Fifteen years behind schedule, the Melamchi Project to supply water to Kathmandu Valley is likely to be further delayed
When the Italian firm Cooperativa Muratori Cementisti (CMC) Di Ravenna signed an agreement with Melamchi Water Supply Development Board (MWSDB)
nearly two years ago, there was a glimmer of hope that the Melamchi Project could finally bring water to the parched capital by September next year.
But less than half the 27km tunnel (pic, top) to bring glacial melt from the Langtang National Park to Kathmandu is finished, and there doesn’t seem to be any sense of urgency in expediting the work. The people of Kathmandu Valley may have to settle for yet another familiar delay of a project that is already behind by 15 years.
The $317.3 million project is being supported by the Asian Development Bank (ADB), JICA and the OPEC Fund. ADB president Takehiko Nakao told us during a visit to Nepal last month that Melamchi was a priority project for both the ADB and the Nepal government, and that he was confident the project would be completed by September 2016.
But the average daily excavation progress was only 25m/day in January, even though CMC says it can increase that to 30m/day from March. This still falls short of the target of 34m/day if the project is to meet its deadline.
MWSDB Executive Director Ghanashyam Bhattarai admitted that the project is behind schedule, but says no action against the Italian contractor is contemplated unless it misses the deadline. Although local obstruction and political interference in the past delayed the project, Bhattarai says that is not the case anymore.
Water expert Dipak Gyawali of the Nepal Water Conservation Foundation said studies have shown that 70 per cent of the water in the mains is presently lost due to leakage from ageing pipes or pilferage. He added that the problem is not so much the scarcity of water, but bad water management and wasteful distribution.
“Assuming that water from Melamchi finally comes, who is going to distribute it? There are no maps, people don’t even know where the pipes are,” said Gyawali, a former Minister of Water Resources. The Kathmandu Valley Water Limited (KUKL) is digging up the roads revamping the mains, but pricing and distribution of piped water may still be a pipe dream.
Kathmandu Valley’s 2.5 million people are preparing for another dry season, and try to make do the best they can with water from ancient water spouts and wells, and buying expensive water from tankers. Traditional stone spouts, which have served the needs of the people of Nepal for centuries, are under pressure from heavy demand, lack of maintenance and the destruction of aquifers.

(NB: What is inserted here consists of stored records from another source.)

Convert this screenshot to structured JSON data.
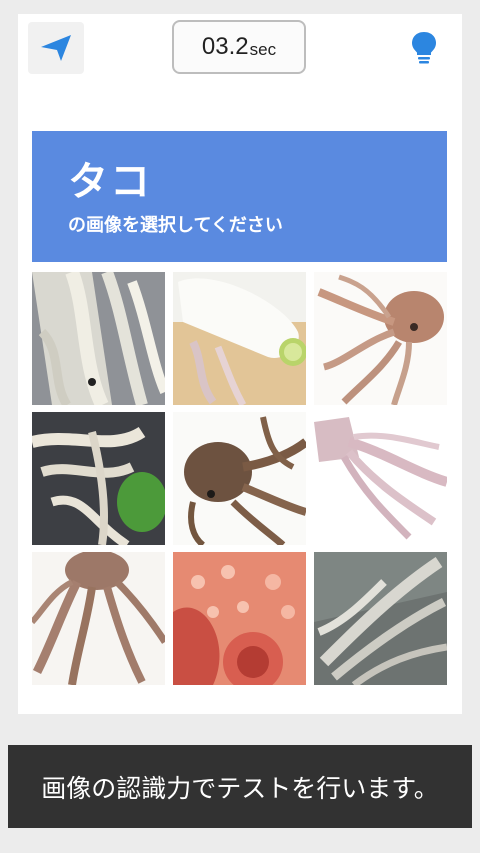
{
  "header": {
    "timer_value": "03.2",
    "timer_unit": "sec"
  },
  "challenge": {
    "target": "タコ",
    "instruction": "の画像を選択してください"
  },
  "grid": {
    "images": [
      {
        "subject": "squid"
      },
      {
        "subject": "squid"
      },
      {
        "subject": "octopus"
      },
      {
        "subject": "squid"
      },
      {
        "subject": "octopus"
      },
      {
        "subject": "squid"
      },
      {
        "subject": "octopus"
      },
      {
        "subject": "octopus"
      },
      {
        "subject": "squid"
      }
    ]
  },
  "footer": {
    "message": "画像の認識力でテストを行います。"
  },
  "colors": {
    "accent": "#5a8ae0",
    "icon_blue": "#2c86e0",
    "footer_bg": "#323232"
  },
  "icons": {
    "back": "arrow-back-icon",
    "hint": "lightbulb-icon"
  }
}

Santa Man Maharjan, 48, of the Jyapu Samaj in Patan said: “Over the years, a lot of people have moved to settle down in Kathmandu Valley, buy land and drill wells everywhere, so the water table has fallen and there isn’t enough water.”
Guesthouses buy water from private water suppliers, where prices have gone up due to higher demand. For locals who can’t afford to buy water regularly, there is no other choice but to harvest rainwater, or wait hours for their turn to fill jars at traditional water spouts.
Says Maharjan, who also owns Lalit Heritage Home guesthouse: “Melamchi is the only hope, but we have been hearing about Melamchi water for 20 years now. It’s just a dream.”
Going with the flow, Uzabi Baidar
What to do while waiting for the Melamchi mirage?, Bhrikuti Rai
Revisiting a multi-purpose Melamchi, Mallika Aryal